Permanent URL to this publication: http://dx.doi.org/10.5167/uzh-41403
Dydak, U; Jiang, Y M; Long, L L; Zhu, H; Chen, J; Li, W M; Edden, R A E; Hu, S; Fu, X; Long, Z; Mo, X A; Meier, D; Harezlak, J; Aschner, M; Murdoch, J B; Zheng, W (2011). In Vivo Measurement of Brain GABA Concentrations by Magnetic Resonance Spectroscopy in Smelters Occupationally Exposed to Manganese. Environmental health perspectives, 119(2):219-224.
View at publisher
Background: Exposure to excessive manganese (Mn) levels is known to induce psychiatric and motor disorders including parkinsonian symptoms. Therefore finding a reliable means for early detection of Mn neurotoxicity is desirable. Objectives: Our goal was to study whether in-vivo brain levels of gamma-aminobutyric acid (GABA), N-acetylaspartate (NAA) and other brain metabolites in smelters were altered as a consequence of Mn exposure. Methods: T1-weighted MRI was used to visualize Mn deposition in the brain. Magnetic resonance spectroscopy (MRS) was used to quantify concentrations of NAA, glutamate and other brain metabolites in globus pallidus, putamen, thalamus, and frontal cortex from a well-established cohort of 10 male Mn-exposed smelters and 10 male age-matched control subjects. The MEGA-PRESS MRS sequence was used to determine GABA levels in a region encompassing the thalamus and adjacent parts of the basal ganglia ("GABA-VOI"). Results: Seven out of ten exposed subjects showed clear T1-hyperintense signals in the globus pallidus indicating Mn accumulation. We found a significant increase (82%; p=0.014) of GABA/tCr in the GABA-VOI of Mn-exposed subjects, as well as a distinct decrease (9%, p=0.04) of NAA/tCr in frontal cortex that strongly correlated (R= - 0.93, p<0.001) with cumulative Mn exposure. Conclusions: We demonstrated elevated GABA levels in the thalamus and adjacent basal ganglia and decreased frontal cortex NAA levels, indicating neuronal dysfunction in a brain area not primarily targeted by Mn. Therefore, the non-invasive in vivo MRS measurement of GABA and NAA may prove to be a powerful tool for detecting presymptomatic effects of Mn neurotoxicity.

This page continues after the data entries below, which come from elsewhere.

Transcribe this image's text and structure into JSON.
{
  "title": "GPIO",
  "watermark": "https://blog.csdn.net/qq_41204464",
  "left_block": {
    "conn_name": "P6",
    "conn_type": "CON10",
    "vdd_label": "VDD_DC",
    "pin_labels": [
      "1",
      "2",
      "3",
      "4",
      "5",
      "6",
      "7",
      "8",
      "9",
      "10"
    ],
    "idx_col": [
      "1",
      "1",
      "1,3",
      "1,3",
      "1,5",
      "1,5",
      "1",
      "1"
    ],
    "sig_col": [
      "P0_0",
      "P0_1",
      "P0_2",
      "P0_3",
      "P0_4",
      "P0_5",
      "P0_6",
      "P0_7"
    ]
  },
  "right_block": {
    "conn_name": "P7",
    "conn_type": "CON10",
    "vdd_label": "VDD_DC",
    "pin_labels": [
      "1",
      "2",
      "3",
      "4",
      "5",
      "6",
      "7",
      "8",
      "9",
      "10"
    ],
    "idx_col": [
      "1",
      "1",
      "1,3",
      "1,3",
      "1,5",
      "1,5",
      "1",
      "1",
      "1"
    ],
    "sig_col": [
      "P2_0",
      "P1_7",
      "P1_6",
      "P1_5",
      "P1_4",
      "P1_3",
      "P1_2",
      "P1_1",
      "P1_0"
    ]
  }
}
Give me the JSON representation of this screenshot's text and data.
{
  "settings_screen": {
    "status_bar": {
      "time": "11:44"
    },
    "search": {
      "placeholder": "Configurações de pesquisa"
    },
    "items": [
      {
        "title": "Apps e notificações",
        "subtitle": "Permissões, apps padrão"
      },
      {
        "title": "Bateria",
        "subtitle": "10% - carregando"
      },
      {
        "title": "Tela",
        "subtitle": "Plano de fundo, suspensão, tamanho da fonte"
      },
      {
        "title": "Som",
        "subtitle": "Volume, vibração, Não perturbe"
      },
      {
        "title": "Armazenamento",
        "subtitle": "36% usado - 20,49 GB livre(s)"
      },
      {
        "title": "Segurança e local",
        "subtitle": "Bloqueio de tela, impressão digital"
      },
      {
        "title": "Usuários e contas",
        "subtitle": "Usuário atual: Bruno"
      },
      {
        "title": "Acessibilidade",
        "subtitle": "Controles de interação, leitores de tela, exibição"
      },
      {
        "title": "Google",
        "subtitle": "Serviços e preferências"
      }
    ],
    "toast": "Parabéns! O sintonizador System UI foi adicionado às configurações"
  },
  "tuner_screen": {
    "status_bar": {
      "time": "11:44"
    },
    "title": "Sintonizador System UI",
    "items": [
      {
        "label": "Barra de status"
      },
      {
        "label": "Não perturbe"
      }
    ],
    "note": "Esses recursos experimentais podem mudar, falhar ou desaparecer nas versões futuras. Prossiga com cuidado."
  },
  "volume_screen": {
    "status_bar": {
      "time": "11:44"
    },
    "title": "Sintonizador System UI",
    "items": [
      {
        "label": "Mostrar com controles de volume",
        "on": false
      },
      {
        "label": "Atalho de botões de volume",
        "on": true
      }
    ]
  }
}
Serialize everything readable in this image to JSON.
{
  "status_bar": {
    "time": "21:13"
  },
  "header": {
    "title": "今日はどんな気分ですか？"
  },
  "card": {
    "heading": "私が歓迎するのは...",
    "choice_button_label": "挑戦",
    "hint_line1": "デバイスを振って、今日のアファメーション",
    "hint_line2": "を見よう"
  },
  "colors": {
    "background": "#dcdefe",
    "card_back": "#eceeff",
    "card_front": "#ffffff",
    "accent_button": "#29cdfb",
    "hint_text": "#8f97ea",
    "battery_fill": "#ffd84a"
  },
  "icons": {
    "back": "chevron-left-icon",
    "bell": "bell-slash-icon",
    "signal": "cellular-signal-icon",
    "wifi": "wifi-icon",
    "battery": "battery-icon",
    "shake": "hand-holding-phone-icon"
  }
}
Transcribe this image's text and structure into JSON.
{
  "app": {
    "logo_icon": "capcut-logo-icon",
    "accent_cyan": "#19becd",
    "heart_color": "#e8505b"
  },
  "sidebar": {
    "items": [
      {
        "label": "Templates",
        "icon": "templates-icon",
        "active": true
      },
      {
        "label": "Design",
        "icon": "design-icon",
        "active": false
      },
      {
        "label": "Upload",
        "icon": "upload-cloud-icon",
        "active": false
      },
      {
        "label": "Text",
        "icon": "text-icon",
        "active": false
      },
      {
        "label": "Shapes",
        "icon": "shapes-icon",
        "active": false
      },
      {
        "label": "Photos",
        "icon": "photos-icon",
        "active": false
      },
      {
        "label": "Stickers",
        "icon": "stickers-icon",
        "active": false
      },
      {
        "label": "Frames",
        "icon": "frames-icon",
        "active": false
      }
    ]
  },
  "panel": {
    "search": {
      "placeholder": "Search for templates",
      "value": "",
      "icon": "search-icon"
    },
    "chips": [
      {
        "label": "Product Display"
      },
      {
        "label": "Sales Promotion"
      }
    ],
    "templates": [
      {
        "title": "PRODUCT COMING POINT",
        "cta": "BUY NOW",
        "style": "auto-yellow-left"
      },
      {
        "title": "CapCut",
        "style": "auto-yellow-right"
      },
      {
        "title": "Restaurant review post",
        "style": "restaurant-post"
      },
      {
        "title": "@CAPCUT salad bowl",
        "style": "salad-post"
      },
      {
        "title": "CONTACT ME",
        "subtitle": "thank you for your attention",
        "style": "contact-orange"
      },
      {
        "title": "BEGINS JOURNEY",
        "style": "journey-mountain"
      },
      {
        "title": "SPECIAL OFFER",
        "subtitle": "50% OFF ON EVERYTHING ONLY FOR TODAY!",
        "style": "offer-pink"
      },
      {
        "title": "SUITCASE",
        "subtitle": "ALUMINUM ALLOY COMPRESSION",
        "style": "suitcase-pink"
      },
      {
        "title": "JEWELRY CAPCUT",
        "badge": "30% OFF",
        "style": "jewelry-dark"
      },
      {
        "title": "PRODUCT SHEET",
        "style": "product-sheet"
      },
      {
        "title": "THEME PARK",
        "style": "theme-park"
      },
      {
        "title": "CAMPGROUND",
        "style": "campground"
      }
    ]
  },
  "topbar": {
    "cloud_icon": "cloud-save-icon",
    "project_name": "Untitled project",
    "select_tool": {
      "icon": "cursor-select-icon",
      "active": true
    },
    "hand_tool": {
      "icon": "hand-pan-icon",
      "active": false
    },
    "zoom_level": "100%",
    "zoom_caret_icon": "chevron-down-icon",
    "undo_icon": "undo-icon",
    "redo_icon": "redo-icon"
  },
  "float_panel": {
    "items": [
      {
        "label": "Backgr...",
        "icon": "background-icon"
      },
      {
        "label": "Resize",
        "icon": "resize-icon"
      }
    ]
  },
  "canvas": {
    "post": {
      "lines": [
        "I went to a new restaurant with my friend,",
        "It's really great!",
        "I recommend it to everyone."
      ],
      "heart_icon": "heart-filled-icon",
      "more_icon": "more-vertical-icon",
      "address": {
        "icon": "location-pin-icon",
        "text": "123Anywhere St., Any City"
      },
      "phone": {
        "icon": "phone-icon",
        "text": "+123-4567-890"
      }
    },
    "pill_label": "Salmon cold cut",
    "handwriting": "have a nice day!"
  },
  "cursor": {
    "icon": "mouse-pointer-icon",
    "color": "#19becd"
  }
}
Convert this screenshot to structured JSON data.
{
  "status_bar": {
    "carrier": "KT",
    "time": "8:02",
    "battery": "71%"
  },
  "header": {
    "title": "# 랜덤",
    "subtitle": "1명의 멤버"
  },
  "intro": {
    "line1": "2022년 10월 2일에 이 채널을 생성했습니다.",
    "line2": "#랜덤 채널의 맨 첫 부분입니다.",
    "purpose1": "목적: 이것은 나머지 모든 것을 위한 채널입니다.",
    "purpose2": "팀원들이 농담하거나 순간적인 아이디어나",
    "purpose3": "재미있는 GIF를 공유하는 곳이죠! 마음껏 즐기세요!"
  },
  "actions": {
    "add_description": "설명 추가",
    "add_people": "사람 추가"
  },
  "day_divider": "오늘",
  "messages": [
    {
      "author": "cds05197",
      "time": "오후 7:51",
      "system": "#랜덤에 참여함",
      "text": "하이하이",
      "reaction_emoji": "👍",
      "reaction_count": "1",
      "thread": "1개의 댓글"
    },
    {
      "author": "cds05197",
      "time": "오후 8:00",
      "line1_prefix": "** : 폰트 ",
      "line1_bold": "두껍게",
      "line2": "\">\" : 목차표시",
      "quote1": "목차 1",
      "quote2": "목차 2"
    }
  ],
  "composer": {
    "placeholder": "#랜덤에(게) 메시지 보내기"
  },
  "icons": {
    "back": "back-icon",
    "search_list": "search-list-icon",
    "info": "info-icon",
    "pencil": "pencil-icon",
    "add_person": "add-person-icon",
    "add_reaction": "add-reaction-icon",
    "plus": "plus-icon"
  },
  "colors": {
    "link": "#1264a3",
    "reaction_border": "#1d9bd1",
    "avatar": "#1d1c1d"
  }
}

228 downloads since deposited on 05 Jan 2011
136 downloads since 12 months
|Item Type:||Journal Article, refereed, original work|
|Communities & Collections:||04 Faculty of Medicine > Institute of Biomedical Engineering|
610 Medicine & health
|Deposited On:||05 Jan 2011 06:16|
|Last Modified:||18 Jul 2014 09:59|
|Publisher:||The National Institute of Environmental Health Sciences (NIEHS)|
|Free access at:||Publisher DOI. An embargo period may apply.|
Users (please log in): suggest update or correction for this item
Repository Staff Only: item control page